## Provided records
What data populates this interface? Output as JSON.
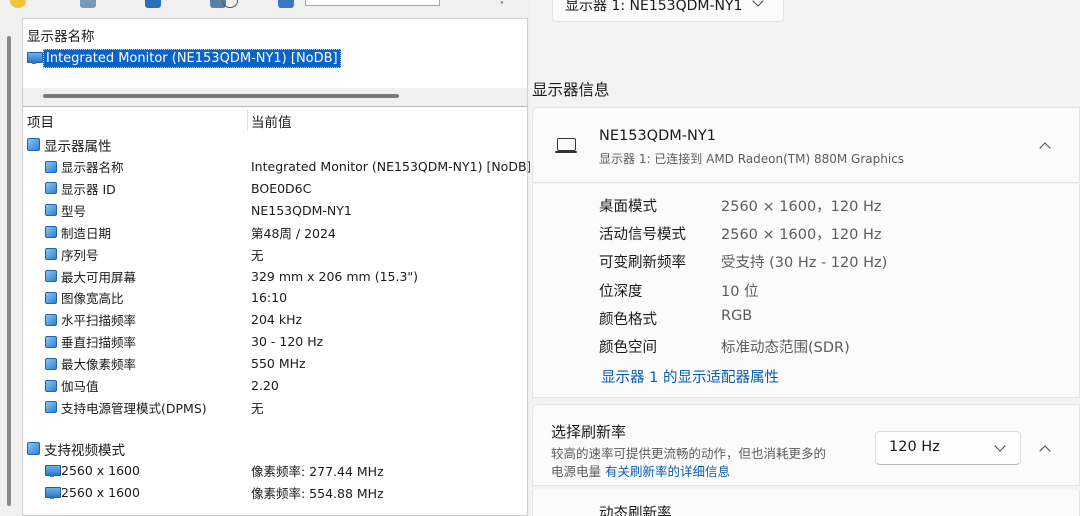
{
  "app": {
    "top_header": "显示器名称",
    "selected_monitor": "Integrated Monitor (NE153QDM-NY1) [NoDB]",
    "columns": {
      "item": "项目",
      "value": "当前值"
    },
    "group_properties": "显示器属性",
    "properties": [
      {
        "label": "显示器名称",
        "value": "Integrated Monitor (NE153QDM-NY1) [NoDB]"
      },
      {
        "label": "显示器 ID",
        "value": "BOE0D6C"
      },
      {
        "label": "型号",
        "value": "NE153QDM-NY1"
      },
      {
        "label": "制造日期",
        "value": "第48周 / 2024"
      },
      {
        "label": "序列号",
        "value": "无"
      },
      {
        "label": "最大可用屏幕",
        "value": "329 mm x 206 mm (15.3\")"
      },
      {
        "label": "图像宽高比",
        "value": "16:10"
      },
      {
        "label": "水平扫描频率",
        "value": "204 kHz"
      },
      {
        "label": "垂直扫描频率",
        "value": "30 - 120 Hz"
      },
      {
        "label": "最大像素频率",
        "value": "550 MHz"
      },
      {
        "label": "伽马值",
        "value": "2.20"
      },
      {
        "label": "支持电源管理模式(DPMS)",
        "value": "无"
      }
    ],
    "group_video_modes": "支持视频模式",
    "video_modes": [
      {
        "label": "2560 x 1600",
        "value": "像素频率: 277.44 MHz"
      },
      {
        "label": "2560 x 1600",
        "value": "像素频率: 554.88 MHz"
      }
    ]
  },
  "settings": {
    "display_select": "显示器 1: NE153QDM-NY1",
    "section_title": "显示器信息",
    "monitor_name": "NE153QDM-NY1",
    "monitor_sub": "显示器 1: 已连接到 AMD Radeon(TM) 880M Graphics",
    "info": [
      {
        "key": "桌面模式",
        "value": "2560 × 1600，120 Hz"
      },
      {
        "key": "活动信号模式",
        "value": "2560 × 1600，120 Hz"
      },
      {
        "key": "可变刷新频率",
        "value": "受支持 (30 Hz - 120 Hz)"
      },
      {
        "key": "位深度",
        "value": "10 位"
      },
      {
        "key": "颜色格式",
        "value": "RGB"
      },
      {
        "key": "颜色空间",
        "value": "标准动态范围(SDR)"
      }
    ],
    "adapter_link": "显示器 1 的显示适配器属性",
    "refresh": {
      "title": "选择刷新率",
      "desc_line1": "较高的速率可提供更流畅的动作，但也消耗更多的",
      "desc_line2": "电源电量",
      "link": "有关刷新率的详细信息",
      "selected": "120 Hz"
    },
    "dynamic_refresh": "动态刷新率"
  }
}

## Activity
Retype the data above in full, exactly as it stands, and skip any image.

## Written answer
What data populates this interface? Output as JSON.
{
  "app": {
    "top_header": "显示器名称",
    "selected_monitor": "Integrated Monitor (NE153QDM-NY1) [NoDB]",
    "columns": {
      "item": "项目",
      "value": "当前值"
    },
    "group_properties": "显示器属性",
    "properties": [
      {
        "label": "显示器名称",
        "value": "Integrated Monitor (NE153QDM-NY1) [NoDB]"
      },
      {
        "label": "显示器 ID",
        "value": "BOE0D6C"
      },
      {
        "label": "型号",
        "value": "NE153QDM-NY1"
      },
      {
        "label": "制造日期",
        "value": "第48周 / 2024"
      },
      {
        "label": "序列号",
        "value": "无"
      },
      {
        "label": "最大可用屏幕",
        "value": "329 mm x 206 mm (15.3\")"
      },
      {
        "label": "图像宽高比",
        "value": "16:10"
      },
      {
        "label": "水平扫描频率",
        "value": "204 kHz"
      },
      {
        "label": "垂直扫描频率",
        "value": "30 - 120 Hz"
      },
      {
        "label": "最大像素频率",
        "value": "550 MHz"
      },
      {
        "label": "伽马值",
        "value": "2.20"
      },
      {
        "label": "支持电源管理模式(DPMS)",
        "value": "无"
      }
    ],
    "group_video_modes": "支持视频模式",
    "video_modes": [
      {
        "label": "2560 x 1600",
        "value": "像素频率: 277.44 MHz"
      },
      {
        "label": "2560 x 1600",
        "value": "像素频率: 554.88 MHz"
      }
    ]
  },
  "settings": {
    "display_select": "显示器 1: NE153QDM-NY1",
    "section_title": "显示器信息",
    "monitor_name": "NE153QDM-NY1",
    "monitor_sub": "显示器 1: 已连接到 AMD Radeon(TM) 880M Graphics",
    "info": [
      {
        "key": "桌面模式",
        "value": "2560 × 1600，120 Hz"
      },
      {
        "key": "活动信号模式",
        "value": "2560 × 1600，120 Hz"
      },
      {
        "key": "可变刷新频率",
        "value": "受支持 (30 Hz - 120 Hz)"
      },
      {
        "key": "位深度",
        "value": "10 位"
      },
      {
        "key": "颜色格式",
        "value": "RGB"
      },
      {
        "key": "颜色空间",
        "value": "标准动态范围(SDR)"
      }
    ],
    "adapter_link": "显示器 1 的显示适配器属性",
    "refresh": {
      "title": "选择刷新率",
      "desc_line1": "较高的速率可提供更流畅的动作，但也消耗更多的",
      "desc_line2": "电源电量",
      "link": "有关刷新率的详细信息",
      "selected": "120 Hz"
    },
    "dynamic_refresh": "动态刷新率"
  }
}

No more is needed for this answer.